Although Xing Yi does not traditionally include Tui Shou (pushing hands) practice, Li Gui Chang’s disciples routinely apply Xing Yi techniques within push hands, and their push hands practice is very sophisticated. This is probably because Li Gui Chang is renowned for his pushing hands ability in Shanxi province. Pushing hands with Song Zhi Yong is an experience. He is too far away to even reach at one moment, and the next he is way too close and filling your space. Shifting weight forward I would feel like I was on thin ice, ready to fall at any moment. Shifting weight back I would feel jammed and cramped, unable to get away from him. His touch was light, but then suddenly would feel heavy and immovable. I could never be soft enough. He would constantly tell me to relax and to use bu li (no force).
Perhaps the hardest moment in my Xing Yi training with Song Zhi Yong occurred several years ago. After 6 days of training he told me there was nothing more he could teach me about Xing Yi. Essentially he was saying that my skill level had reached the point where I had to make my own discoveries. I had been expecting the usual corrections and urges to improve, but not this. Being effectively told that you are now responsible for your own progress is not easy and quite sobering.
Subsequently, Song began to teach Valerie and myself Tai Ji Quan, which opened up a whole new world of difficulty. Song told us to focus only on the first part of the form, because he feels the essence of Tai Ji lies in the first 13 movements. So we spent hours doing these movements, over and over again. Watching Song do Tai Ji is like seeing Tai Ji mixed with Si Ba in action – slow and subtle with many internal movements. However, when he applies the movements of the Tai Ji form, everything is lightening fast and either extremely painful or very scary. I aspire to achieve this level someday.

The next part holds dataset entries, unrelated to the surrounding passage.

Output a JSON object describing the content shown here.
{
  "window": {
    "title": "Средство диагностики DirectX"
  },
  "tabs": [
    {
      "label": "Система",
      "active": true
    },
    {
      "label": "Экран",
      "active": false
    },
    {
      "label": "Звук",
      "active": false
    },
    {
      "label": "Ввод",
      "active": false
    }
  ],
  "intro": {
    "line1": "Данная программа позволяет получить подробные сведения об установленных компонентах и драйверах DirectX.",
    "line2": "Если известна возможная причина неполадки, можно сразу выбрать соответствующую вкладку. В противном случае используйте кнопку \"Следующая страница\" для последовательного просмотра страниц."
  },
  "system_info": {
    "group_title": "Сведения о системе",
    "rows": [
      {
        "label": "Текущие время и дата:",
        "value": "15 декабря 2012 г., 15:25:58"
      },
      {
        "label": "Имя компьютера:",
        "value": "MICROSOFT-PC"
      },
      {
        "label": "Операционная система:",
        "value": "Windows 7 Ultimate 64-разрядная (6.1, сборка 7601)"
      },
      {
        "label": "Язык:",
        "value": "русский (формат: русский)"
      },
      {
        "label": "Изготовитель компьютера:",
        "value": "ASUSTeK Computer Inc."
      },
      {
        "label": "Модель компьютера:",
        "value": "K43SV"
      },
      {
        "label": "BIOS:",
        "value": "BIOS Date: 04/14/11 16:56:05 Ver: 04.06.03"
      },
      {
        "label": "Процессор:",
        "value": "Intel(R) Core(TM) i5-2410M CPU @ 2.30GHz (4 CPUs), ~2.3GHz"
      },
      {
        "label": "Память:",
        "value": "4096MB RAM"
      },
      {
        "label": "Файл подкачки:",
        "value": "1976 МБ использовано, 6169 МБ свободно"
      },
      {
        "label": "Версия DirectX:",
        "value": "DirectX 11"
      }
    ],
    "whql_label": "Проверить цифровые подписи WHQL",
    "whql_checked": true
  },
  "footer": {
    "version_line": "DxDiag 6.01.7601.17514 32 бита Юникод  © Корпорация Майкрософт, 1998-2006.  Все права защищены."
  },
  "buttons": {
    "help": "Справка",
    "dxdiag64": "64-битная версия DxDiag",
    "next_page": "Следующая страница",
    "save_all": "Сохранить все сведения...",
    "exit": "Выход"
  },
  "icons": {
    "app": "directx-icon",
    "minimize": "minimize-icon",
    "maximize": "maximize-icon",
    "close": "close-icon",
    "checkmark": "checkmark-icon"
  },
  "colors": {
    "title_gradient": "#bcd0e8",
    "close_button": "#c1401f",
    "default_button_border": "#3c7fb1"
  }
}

All in all I can say that my training with Song literally changed my life, changed everything I thought I knew about internal martial arts, and improved my abilities with traditional Chinese Medicine many times over. He also greatly improved my teaching abilities. He is an extraordinary man. I owe him a debt I can never repay.